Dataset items
+++

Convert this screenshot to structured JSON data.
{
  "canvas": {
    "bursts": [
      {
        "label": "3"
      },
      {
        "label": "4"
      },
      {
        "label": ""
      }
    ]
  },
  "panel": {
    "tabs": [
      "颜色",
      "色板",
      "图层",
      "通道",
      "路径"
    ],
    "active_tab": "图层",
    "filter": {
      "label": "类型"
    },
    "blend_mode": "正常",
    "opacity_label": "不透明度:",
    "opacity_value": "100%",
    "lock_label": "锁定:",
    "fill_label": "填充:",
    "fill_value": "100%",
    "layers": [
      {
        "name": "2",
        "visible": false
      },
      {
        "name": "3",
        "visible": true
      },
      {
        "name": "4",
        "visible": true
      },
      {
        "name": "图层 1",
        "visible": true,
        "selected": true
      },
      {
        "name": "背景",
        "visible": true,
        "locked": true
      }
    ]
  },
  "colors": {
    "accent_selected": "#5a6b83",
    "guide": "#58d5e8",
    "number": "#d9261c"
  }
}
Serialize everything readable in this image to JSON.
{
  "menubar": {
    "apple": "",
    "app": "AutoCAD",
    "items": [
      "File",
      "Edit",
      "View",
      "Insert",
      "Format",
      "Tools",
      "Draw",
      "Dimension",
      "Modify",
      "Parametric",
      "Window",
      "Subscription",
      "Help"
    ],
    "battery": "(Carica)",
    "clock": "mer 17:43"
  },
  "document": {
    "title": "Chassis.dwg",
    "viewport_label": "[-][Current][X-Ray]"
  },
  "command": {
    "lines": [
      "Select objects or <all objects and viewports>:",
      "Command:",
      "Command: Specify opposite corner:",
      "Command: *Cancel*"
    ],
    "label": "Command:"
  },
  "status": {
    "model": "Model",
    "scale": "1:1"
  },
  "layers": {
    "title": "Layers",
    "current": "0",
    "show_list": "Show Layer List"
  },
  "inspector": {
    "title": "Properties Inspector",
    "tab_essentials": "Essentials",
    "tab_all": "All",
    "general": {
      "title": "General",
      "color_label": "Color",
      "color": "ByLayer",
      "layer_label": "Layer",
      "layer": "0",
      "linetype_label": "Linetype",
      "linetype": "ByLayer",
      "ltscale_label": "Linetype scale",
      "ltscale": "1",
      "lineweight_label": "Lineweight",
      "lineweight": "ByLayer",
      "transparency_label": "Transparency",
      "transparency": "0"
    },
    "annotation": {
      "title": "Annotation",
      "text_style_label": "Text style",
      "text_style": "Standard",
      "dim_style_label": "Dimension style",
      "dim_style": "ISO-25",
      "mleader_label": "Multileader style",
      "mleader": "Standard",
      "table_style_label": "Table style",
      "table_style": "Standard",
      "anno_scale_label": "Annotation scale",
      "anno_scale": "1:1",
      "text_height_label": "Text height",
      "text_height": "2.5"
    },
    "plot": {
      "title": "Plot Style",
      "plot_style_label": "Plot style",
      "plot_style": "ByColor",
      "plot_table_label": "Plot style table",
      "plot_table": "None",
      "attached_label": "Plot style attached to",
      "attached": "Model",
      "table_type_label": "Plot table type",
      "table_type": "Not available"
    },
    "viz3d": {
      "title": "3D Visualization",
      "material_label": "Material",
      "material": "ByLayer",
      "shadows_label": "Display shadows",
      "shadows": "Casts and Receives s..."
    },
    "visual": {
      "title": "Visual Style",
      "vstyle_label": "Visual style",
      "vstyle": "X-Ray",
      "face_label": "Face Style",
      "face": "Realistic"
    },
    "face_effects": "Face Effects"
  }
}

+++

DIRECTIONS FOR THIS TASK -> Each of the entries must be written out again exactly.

ANSWER ->
Convert this screenshot to structured JSON data.
{
  "canvas": {
    "bursts": [
      {
        "label": "3"
      },
      {
        "label": "4"
      },
      {
        "label": ""
      }
    ]
  },
  "panel": {
    "tabs": [
      "颜色",
      "色板",
      "图层",
      "通道",
      "路径"
    ],
    "active_tab": "图层",
    "filter": {
      "label": "类型"
    },
    "blend_mode": "正常",
    "opacity_label": "不透明度:",
    "opacity_value": "100%",
    "lock_label": "锁定:",
    "fill_label": "填充:",
    "fill_value": "100%",
    "layers": [
      {
        "name": "2",
        "visible": false
      },
      {
        "name": "3",
        "visible": true
      },
      {
        "name": "4",
        "visible": true
      },
      {
        "name": "图层 1",
        "visible": true,
        "selected": true
      },
      {
        "name": "背景",
        "visible": true,
        "locked": true
      }
    ]
  },
  "colors": {
    "accent_selected": "#5a6b83",
    "guide": "#58d5e8",
    "number": "#d9261c"
  }
}
Serialize everything readable in this image to JSON.
{
  "menubar": {
    "apple": "",
    "app": "AutoCAD",
    "items": [
      "File",
      "Edit",
      "View",
      "Insert",
      "Format",
      "Tools",
      "Draw",
      "Dimension",
      "Modify",
      "Parametric",
      "Window",
      "Subscription",
      "Help"
    ],
    "battery": "(Carica)",
    "clock": "mer 17:43"
  },
  "document": {
    "title": "Chassis.dwg",
    "viewport_label": "[-][Current][X-Ray]"
  },
  "command": {
    "lines": [
      "Select objects or <all objects and viewports>:",
      "Command:",
      "Command: Specify opposite corner:",
      "Command: *Cancel*"
    ],
    "label": "Command:"
  },
  "status": {
    "model": "Model",
    "scale": "1:1"
  },
  "layers": {
    "title": "Layers",
    "current": "0",
    "show_list": "Show Layer List"
  },
  "inspector": {
    "title": "Properties Inspector",
    "tab_essentials": "Essentials",
    "tab_all": "All",
    "general": {
      "title": "General",
      "color_label": "Color",
      "color": "ByLayer",
      "layer_label": "Layer",
      "layer": "0",
      "linetype_label": "Linetype",
      "linetype": "ByLayer",
      "ltscale_label": "Linetype scale",
      "ltscale": "1",
      "lineweight_label": "Lineweight",
      "lineweight": "ByLayer",
      "transparency_label": "Transparency",
      "transparency": "0"
    },
    "annotation": {
      "title": "Annotation",
      "text_style_label": "Text style",
      "text_style": "Standard",
      "dim_style_label": "Dimension style",
      "dim_style": "ISO-25",
      "mleader_label": "Multileader style",
      "mleader": "Standard",
      "table_style_label": "Table style",
      "table_style": "Standard",
      "anno_scale_label": "Annotation scale",
      "anno_scale": "1:1",
      "text_height_label": "Text height",
      "text_height": "2.5"
    },
    "plot": {
      "title": "Plot Style",
      "plot_style_label": "Plot style",
      "plot_style": "ByColor",
      "plot_table_label": "Plot style table",
      "plot_table": "None",
      "attached_label": "Plot style attached to",
      "attached": "Model",
      "table_type_label": "Plot table type",
      "table_type": "Not available"
    },
    "viz3d": {
      "title": "3D Visualization",
      "material_label": "Material",
      "material": "ByLayer",
      "shadows_label": "Display shadows",
      "shadows": "Casts and Receives s..."
    },
    "visual": {
      "title": "Visual Style",
      "vstyle_label": "Visual style",
      "vstyle": "X-Ray",
      "face_label": "Face Style",
      "face": "Realistic"
    },
    "face_effects": "Face Effects"
  }
}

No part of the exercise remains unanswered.